(DATA TO USE Opens)

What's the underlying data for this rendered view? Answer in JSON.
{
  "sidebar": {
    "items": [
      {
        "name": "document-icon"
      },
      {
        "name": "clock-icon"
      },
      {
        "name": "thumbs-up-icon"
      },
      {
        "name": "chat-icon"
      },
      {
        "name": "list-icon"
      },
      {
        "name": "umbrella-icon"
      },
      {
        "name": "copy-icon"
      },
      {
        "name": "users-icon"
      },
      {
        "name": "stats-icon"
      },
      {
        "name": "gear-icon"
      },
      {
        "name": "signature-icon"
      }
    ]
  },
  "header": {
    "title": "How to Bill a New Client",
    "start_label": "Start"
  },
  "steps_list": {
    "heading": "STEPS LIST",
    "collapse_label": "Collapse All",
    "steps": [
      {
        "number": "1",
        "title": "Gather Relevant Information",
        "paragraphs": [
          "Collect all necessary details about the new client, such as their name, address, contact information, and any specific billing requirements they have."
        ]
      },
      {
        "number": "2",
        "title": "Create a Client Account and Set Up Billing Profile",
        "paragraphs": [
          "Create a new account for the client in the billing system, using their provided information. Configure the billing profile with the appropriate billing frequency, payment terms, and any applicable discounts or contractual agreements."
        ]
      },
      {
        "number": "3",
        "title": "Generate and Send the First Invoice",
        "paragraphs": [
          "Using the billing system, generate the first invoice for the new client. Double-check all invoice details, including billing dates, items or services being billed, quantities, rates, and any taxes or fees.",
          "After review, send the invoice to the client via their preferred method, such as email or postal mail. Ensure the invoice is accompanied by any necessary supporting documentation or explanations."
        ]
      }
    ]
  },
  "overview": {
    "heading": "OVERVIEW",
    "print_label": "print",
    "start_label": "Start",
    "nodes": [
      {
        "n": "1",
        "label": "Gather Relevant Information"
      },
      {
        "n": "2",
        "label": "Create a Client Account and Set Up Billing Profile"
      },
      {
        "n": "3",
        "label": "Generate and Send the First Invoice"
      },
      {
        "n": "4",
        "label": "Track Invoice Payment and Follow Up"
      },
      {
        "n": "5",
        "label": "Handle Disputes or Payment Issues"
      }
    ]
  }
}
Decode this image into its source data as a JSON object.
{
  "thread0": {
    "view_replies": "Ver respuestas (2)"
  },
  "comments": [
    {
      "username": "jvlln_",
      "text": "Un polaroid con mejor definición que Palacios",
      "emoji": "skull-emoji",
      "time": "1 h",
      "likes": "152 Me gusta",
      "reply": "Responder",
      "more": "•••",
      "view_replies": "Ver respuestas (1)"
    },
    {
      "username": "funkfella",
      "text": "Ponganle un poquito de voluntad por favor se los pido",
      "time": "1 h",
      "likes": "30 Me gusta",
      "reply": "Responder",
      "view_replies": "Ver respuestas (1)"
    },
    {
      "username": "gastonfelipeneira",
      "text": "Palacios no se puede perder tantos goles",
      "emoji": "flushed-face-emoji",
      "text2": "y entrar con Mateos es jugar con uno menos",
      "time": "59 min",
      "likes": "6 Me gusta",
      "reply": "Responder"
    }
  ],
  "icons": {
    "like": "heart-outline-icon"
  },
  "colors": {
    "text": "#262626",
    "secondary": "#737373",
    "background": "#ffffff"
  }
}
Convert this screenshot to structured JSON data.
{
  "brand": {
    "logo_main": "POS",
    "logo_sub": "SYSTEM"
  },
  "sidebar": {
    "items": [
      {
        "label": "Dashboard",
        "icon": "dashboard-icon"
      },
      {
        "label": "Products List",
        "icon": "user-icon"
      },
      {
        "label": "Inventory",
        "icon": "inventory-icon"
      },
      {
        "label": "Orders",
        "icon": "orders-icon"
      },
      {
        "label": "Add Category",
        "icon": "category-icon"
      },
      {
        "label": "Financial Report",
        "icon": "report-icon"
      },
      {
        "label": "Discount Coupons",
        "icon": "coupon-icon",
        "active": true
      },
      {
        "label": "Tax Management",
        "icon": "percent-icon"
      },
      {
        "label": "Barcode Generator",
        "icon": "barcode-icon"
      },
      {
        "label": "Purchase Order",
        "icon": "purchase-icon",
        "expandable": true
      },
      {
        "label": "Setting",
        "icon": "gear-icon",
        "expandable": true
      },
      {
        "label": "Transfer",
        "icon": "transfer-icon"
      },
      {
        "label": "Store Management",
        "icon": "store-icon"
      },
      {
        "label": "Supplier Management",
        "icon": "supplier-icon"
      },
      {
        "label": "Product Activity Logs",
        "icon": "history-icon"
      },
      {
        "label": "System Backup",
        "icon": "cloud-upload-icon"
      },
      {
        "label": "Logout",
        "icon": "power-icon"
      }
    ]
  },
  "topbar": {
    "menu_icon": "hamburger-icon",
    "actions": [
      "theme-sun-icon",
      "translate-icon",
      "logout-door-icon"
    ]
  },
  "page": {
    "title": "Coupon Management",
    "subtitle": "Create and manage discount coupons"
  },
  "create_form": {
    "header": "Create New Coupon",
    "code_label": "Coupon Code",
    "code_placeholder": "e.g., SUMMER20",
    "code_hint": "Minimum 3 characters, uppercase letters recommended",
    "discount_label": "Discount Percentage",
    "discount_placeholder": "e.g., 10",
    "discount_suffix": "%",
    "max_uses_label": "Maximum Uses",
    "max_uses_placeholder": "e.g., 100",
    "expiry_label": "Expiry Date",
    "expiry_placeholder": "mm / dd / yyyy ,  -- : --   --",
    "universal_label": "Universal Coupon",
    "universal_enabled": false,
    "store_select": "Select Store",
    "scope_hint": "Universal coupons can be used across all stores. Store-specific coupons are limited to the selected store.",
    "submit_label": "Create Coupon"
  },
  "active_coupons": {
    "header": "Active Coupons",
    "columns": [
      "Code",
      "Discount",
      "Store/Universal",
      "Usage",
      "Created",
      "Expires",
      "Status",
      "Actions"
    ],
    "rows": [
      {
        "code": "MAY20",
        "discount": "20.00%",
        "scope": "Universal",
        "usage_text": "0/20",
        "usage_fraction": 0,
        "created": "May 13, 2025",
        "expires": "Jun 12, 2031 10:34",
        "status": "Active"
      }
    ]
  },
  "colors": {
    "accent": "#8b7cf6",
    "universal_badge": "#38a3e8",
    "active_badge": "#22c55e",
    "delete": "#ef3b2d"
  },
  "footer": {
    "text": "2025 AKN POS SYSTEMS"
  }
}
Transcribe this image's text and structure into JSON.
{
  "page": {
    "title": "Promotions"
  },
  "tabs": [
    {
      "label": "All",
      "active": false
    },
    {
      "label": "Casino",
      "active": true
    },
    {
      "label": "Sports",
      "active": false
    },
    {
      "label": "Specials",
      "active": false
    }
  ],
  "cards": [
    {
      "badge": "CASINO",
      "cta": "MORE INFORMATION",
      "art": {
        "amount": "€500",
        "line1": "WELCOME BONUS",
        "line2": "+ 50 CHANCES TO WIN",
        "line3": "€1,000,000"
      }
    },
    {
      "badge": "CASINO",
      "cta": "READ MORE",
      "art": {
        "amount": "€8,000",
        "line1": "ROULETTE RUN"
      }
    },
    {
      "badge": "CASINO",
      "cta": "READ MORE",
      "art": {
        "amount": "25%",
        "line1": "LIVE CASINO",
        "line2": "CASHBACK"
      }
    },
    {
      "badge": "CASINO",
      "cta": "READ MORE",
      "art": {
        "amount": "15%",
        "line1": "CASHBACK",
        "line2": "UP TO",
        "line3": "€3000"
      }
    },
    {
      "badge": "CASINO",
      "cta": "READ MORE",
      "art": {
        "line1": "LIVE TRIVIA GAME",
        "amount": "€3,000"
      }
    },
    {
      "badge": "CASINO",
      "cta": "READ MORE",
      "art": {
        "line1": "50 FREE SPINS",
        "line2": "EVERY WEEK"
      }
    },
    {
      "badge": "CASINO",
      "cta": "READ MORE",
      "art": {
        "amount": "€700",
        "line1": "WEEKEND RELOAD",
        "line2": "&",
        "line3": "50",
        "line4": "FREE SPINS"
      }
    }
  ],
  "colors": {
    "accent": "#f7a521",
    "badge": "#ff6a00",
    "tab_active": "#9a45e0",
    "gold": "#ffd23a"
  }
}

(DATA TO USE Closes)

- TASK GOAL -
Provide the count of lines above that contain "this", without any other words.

- TASK RESPONSE -
4